On Thursday, April 11th, 2019 at 6:30 pm, join the Harvard Alumni Architectural and Urban Society for a lecture and book reading of Alexander’s Eye and Ganga’s Descent with Professor Dilip da Cunha.
Dilip da Cunha integrates history, art, cultural studies, hydrology, and geography to tell the story of how rivers have been culturally constructed as lines granted a special role in defining human habitation and everyday practice. What we take to be natural features of the earth's surface, according to da Cunha, are products of human design and a particular way of seeing that has roots stretching as far back as ancient Greek cartography. Although Alexander the Great never saw the Ganges, he conceived of it as a flowing body of water, with sources, destinations, and banks that marked the separation of land from water. This Alexandrine view of the river, da Cunha argues, has been pursued and adopted across time and around the world. With ever more sophisticated mappings of its form and characteristics, the river's essential features are refined and standardized: its source identified by a point; its course depicted as a stroke; and its propensity to flood imagined as the erasure of the boundary between water and land.

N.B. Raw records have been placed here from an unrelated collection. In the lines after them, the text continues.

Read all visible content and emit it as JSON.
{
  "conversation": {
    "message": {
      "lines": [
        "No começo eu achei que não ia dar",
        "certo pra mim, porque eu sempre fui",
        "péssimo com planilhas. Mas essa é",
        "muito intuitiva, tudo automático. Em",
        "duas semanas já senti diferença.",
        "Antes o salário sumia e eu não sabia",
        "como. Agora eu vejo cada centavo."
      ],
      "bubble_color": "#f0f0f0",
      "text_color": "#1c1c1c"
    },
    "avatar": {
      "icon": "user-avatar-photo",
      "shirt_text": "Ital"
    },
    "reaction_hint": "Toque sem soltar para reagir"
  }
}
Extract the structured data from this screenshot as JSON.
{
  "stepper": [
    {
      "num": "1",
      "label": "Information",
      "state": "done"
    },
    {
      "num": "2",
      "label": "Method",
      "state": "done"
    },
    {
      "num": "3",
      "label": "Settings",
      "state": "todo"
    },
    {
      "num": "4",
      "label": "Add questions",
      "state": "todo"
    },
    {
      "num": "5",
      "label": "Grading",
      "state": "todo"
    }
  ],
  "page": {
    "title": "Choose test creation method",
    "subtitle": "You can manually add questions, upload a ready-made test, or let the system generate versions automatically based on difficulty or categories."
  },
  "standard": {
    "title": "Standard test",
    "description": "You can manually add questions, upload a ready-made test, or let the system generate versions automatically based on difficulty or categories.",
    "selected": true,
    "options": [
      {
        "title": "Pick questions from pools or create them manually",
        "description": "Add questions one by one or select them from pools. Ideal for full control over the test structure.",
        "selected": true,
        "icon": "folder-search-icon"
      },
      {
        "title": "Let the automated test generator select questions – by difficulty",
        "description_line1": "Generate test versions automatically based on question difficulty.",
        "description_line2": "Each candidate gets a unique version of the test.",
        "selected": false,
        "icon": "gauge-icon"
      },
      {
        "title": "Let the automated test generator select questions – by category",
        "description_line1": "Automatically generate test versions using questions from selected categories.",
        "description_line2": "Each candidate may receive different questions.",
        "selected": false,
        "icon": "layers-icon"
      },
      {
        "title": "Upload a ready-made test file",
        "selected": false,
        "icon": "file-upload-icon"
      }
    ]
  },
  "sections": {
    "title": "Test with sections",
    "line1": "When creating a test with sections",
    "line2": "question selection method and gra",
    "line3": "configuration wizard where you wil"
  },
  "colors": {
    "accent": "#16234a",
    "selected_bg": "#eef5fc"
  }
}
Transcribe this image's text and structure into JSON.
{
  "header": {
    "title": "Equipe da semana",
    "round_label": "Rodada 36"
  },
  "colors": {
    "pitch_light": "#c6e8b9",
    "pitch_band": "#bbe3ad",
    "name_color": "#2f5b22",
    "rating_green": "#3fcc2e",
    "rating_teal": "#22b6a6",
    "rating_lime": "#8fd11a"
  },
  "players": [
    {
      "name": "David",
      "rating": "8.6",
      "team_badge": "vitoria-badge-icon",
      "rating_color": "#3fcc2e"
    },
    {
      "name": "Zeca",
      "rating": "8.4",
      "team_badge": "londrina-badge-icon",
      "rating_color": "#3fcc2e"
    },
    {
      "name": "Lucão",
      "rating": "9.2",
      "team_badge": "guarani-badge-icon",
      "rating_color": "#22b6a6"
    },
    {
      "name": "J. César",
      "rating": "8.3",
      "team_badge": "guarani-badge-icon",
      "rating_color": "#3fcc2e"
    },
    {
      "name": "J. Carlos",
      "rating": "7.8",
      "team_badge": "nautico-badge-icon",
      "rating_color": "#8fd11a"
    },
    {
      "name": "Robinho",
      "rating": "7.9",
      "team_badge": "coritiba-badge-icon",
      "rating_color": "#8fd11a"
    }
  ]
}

While da Cunha's vision of rivers is a global one, he takes an especially close look at the Ganges, as he traces the ways in which it has been pictured, mapped, surveyed, explored, and measured across the millennia. He argues that the articulation of the river Ganges has placed it at odds with Ganga, a "rain terrain" that does not conform to the line of separation, containment, and calibration that are the formalities of a river landscape. By calling rivers into question, da Cunha depicts an ecosystem that is neither land nor water but one of ubiquitous wetness in which rain is held in soil, aquifers, glaciers, snowfields, building materials, agricultural fields, air, and even plants and animals.
"The Invention of Rivers is a radical and timely book that will stimulate considerable debate on matters of the greatest contemporary urgency."
— Arjun Appadurai, New York University
"A highly original argument and extraordinary piece of scholarship that comes at a time when rain is behaving unpredictably and challenging humanity's attempt to contain it within banks. It offers an alternative way of thinking about our relationship with the hydrological cycle and of living with wetness."
— Lindsay Bremner, University of Westminster
637 West 27th Street, Ground Floor Gallery
Doors will open at 6:00 PM and the reading will begin promptly at 6:30. The reading will be followed by a reception with complimentary drinks and light snacks.
Dilip da Cunha is an architect and planner. He is co-director of the Risk and Resilience program at the Graduate School of Design, Harvard University, and Adjunct Professor at the GSAPP, Columbia University. He is author with Anuradha Mathur of Mississippi Floods: Designing a Shifting Landscape (2001); Deccan Traverses: The Making of Bangalore’s Terrain (2006); Soak: Mumbai in an Estuary (2009); and Design in the Terrain of Water (2014). His new book, The Invention of Rivers: Alexander’s Eye and Ganga’s Descent, was just published by the University of Pennsylvania Press (www.upenn.edu/pennpress/book/15913.html).
In 2017, da Cunha along with Anuradha Mathur received a Pew Fellowship Grant in recognition of their collaborative work. They are currently working on a multimedia exhibition titled The Ocean of Rain.